“If I Were You” is set in England during World War II, and I’ve come to realize that the generations who suffered through that war faced circumstances that were similar to what we’re currently enduring but on a much larger scale. They had no idea how long the war would last or who would win it, or if their loved ones would live or die. Their former lives had been turned upside down, forcing them to learn all sorts of new things, like how to sleep in a bomb shelter or cope with food shortages and rationing. We know how the war ended and that evil was ultimately defeated; they had no idea what would happen as the war dragged on for six long years in England and four years in the United States.
As a writer, I know that I must plunge my characters into troubling circumstances if I want them to grow and change. It’s the only way to motivate them to turn to God. And now I’m wondering if God might be using this pandemic to try to change some things in my life? Might He be trying to teach this old dog some new tricks? The Bible says, “suffering produces perseverance; perseverance, character; and character, hope.” (Romans 5:3) And while my actual suffering has been very minimal, especially compared to enduring a world war, my eyes have been opened to how I’ve taken so many wonderful things in my life for granted. Such as worshiping with other believers in church. Eating out with friends. Browsing through the bookstore or the library. Hopping on an airplane to visit my mom and sister in New York, or our son in California.
And I’m going to miss gathering with my friends and loyal readers in person this week to tell you about my newest book. It’s impossible to do it the “old fashioned” way for now, but I hope you’ll join me on Thursday, June 4 at 8:00 PM (EST) as I launch “If I Were You” in a brand-new way. Here is the link where you can register. Simply click on the picture.
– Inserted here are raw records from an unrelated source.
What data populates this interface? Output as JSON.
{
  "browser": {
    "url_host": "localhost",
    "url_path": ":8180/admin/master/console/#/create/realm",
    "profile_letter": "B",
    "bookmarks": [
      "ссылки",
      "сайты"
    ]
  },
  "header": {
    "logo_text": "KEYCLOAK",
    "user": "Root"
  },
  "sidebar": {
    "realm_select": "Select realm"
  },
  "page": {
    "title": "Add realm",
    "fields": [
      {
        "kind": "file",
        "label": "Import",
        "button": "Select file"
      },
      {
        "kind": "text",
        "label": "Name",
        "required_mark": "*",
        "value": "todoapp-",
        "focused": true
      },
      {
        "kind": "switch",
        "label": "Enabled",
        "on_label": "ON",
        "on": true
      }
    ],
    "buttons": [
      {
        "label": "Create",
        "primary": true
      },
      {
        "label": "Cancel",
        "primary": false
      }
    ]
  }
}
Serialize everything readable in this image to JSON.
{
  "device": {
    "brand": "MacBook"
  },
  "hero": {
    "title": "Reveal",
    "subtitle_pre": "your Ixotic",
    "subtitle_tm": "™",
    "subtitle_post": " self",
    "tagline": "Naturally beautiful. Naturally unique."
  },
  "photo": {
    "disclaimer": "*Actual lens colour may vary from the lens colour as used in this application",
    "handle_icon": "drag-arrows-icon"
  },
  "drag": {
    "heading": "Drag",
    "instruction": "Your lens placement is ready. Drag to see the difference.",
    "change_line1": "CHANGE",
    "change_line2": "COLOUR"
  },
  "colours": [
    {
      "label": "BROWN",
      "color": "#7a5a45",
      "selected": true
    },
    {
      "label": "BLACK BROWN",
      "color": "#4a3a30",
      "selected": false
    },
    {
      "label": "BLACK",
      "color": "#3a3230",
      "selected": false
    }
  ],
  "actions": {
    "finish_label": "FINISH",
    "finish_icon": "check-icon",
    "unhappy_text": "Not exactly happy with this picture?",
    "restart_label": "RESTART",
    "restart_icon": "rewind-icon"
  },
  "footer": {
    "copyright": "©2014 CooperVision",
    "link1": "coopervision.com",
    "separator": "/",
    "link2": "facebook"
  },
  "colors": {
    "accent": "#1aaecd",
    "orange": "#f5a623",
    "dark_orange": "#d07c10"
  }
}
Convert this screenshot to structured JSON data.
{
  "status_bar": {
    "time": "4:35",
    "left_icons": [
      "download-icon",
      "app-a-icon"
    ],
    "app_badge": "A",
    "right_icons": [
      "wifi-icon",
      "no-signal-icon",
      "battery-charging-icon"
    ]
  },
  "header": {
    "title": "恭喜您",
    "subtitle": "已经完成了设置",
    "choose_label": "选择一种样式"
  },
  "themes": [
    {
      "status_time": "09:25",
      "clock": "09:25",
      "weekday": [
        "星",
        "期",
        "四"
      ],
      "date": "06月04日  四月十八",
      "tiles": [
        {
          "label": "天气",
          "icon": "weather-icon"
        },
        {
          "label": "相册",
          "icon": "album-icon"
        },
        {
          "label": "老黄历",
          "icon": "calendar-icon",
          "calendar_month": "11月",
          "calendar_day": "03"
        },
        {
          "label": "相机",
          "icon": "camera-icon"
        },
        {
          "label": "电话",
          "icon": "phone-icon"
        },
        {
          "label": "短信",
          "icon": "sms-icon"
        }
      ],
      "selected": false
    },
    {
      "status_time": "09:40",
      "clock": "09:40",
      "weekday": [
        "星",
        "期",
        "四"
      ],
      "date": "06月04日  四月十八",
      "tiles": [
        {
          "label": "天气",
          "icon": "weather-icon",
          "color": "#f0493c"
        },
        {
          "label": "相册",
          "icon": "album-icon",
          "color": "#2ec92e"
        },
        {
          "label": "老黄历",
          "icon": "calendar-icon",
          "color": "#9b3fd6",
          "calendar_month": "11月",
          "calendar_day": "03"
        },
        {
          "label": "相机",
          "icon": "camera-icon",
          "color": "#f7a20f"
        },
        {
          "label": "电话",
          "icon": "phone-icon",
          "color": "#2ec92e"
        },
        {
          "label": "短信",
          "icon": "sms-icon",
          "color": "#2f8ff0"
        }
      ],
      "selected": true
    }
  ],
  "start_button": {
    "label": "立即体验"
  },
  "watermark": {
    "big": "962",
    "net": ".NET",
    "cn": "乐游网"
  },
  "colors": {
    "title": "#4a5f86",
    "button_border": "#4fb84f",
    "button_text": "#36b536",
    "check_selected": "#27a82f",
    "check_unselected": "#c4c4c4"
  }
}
So tell me, what new tricks have you learned during the past few months?